She tells me that being pregnant felt very alien to her. When pregnant with Kyoko she says, ‘It was really difficult for me to adjust to that. I didn’t think it was going to be the last of my career. I didn’t think of it as a sacrifice. I just kept thinking that I had a tumour inside of me.’ She laughs. I laugh. ‘I’m just being honest,’ she says now embarrassed. ‘Now I’m going to be getting flack from people saying I’m destroying motherhood. I’m told some women love being pregnant but I haven’t met any of them.
‘I had miscarriages before my daughter and after. I’ve never had an abortion. I think it was written that I had. ‘My daughter was such a beautiful baby I fell in love with her the minute she was here. Emotionally we are close, at least now we are.’
How did it affect your relationship to have her taken away for so many years? ‘I told myself that at least he loves her. Maybe she was okay with him. I was going through so much prejudice I questioned everything.’ Suddenly she becomes tense and doesn’t want to talk about it any more.
She is not afraid to look right at you. She doesn’t seem to be afraid of much. ‘DNA is a strange thing. Kyoko and Sean’s handwriting is so similar it’s impossible to tell the difference. People say Kyoko looks like me and Sean looks like John.’ Perhaps that’s why she is so close to Sean. It provides a connection.
You can see a thousand thoughts flicking through her brain at once. She processes ideas quickly. She doesn’t like to eat much. ‘Just vegetables that are light on your body. Carbohydrates that are easy to digest.’ It’s as if she doesn’t want to be weighed down by anything whilst she’s thinking.
‘I eat two meals a day that are not heavy. Once I did a 40-day juice fast with John. I felt that gave me strength and my body patience but I didn’t ever do it again.
‘After I had my daughter I just never felt like wanting liquor so I never drank again. I was smoking until ten years ago. But society is so down on smoking everywhere you looked you will get cancer. I thought I would get cancer just by reading that so I thought I had better stop. I am one of those very addictive types, so I don’t want to start it again.’
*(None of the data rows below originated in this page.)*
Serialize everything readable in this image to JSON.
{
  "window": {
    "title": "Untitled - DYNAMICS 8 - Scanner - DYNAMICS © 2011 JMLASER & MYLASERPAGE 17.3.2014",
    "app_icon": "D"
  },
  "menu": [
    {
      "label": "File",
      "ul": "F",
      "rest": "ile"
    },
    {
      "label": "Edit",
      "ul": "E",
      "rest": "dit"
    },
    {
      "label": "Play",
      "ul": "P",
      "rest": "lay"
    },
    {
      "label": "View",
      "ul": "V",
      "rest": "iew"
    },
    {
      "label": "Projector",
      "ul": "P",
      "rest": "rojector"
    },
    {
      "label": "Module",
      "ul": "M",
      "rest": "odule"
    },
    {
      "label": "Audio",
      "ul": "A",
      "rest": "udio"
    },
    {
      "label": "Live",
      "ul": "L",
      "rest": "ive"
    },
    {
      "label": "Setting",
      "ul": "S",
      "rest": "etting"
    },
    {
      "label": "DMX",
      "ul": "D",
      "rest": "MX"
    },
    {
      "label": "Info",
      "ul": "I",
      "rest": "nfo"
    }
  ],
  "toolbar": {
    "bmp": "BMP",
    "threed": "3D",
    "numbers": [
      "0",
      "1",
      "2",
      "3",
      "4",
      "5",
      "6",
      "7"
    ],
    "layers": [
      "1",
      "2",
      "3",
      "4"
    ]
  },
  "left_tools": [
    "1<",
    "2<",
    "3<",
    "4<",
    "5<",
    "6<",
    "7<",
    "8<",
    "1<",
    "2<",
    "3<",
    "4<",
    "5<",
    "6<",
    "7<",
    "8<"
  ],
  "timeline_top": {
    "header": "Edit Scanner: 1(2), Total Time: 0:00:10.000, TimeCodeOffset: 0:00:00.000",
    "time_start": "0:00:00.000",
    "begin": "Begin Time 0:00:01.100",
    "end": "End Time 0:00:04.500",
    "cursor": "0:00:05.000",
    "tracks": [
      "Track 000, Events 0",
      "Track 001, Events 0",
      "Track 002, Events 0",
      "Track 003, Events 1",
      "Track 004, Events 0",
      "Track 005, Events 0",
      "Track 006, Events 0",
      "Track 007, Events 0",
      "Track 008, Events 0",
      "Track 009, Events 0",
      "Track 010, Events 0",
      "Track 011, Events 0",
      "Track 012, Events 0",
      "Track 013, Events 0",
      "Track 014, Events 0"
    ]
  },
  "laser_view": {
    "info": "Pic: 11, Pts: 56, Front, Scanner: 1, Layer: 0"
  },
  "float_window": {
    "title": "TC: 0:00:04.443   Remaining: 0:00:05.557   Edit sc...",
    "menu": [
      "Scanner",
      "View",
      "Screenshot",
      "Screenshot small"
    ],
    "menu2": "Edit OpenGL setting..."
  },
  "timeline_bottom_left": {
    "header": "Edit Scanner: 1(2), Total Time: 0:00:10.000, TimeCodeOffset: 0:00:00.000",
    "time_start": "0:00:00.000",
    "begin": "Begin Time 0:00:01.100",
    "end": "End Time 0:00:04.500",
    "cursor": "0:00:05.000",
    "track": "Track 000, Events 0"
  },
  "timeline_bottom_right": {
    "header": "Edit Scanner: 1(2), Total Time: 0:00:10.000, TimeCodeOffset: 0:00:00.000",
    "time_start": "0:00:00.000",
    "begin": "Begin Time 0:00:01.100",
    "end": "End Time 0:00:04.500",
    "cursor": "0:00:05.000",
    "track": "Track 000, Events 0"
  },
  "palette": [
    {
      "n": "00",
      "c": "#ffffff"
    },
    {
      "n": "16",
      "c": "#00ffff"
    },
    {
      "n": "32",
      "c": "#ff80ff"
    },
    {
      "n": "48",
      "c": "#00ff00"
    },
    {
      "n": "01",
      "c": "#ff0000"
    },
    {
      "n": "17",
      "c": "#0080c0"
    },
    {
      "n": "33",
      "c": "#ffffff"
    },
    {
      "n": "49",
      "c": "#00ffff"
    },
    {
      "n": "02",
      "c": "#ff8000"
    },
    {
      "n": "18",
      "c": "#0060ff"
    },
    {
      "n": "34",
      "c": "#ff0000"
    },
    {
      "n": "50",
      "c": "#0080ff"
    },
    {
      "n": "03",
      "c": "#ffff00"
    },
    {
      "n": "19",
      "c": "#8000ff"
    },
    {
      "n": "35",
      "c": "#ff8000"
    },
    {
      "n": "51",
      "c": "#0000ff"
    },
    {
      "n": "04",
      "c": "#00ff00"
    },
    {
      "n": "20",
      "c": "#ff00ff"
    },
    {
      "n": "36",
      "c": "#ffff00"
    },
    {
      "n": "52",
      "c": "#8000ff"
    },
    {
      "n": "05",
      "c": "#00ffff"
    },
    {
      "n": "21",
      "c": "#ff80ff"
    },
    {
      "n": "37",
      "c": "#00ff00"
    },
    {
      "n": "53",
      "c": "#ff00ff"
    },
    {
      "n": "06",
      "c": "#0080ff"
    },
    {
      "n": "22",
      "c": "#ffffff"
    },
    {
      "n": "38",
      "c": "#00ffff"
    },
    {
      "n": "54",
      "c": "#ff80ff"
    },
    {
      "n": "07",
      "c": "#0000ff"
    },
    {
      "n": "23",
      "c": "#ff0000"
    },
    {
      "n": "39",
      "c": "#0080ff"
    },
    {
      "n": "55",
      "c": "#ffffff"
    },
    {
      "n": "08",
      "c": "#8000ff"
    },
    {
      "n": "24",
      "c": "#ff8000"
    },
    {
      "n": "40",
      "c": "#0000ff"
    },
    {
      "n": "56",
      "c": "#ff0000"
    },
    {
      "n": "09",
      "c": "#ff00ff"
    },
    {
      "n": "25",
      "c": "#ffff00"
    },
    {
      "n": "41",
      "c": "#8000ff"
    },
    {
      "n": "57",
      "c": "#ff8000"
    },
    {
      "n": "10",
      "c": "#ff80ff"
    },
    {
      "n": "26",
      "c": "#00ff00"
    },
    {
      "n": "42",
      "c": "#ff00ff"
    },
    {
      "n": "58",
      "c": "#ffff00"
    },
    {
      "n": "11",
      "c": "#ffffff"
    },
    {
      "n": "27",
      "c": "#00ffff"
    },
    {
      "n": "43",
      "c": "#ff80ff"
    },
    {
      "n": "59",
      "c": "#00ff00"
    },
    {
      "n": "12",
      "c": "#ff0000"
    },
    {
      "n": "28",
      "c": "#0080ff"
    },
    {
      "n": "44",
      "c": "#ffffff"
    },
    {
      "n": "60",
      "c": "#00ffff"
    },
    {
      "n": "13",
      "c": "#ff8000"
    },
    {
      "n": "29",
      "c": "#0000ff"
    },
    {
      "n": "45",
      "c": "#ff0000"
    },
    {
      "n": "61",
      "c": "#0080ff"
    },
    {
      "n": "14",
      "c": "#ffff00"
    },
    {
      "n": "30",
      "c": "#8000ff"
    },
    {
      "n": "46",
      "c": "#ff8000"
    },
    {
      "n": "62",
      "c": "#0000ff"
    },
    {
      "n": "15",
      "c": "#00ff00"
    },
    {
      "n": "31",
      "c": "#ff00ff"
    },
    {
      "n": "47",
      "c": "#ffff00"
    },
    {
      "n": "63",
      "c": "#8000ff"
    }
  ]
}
You don’t imagine Ono as vulnerable or weak in any way. You imagine that she’s wise and controlled. She smiles at that idea.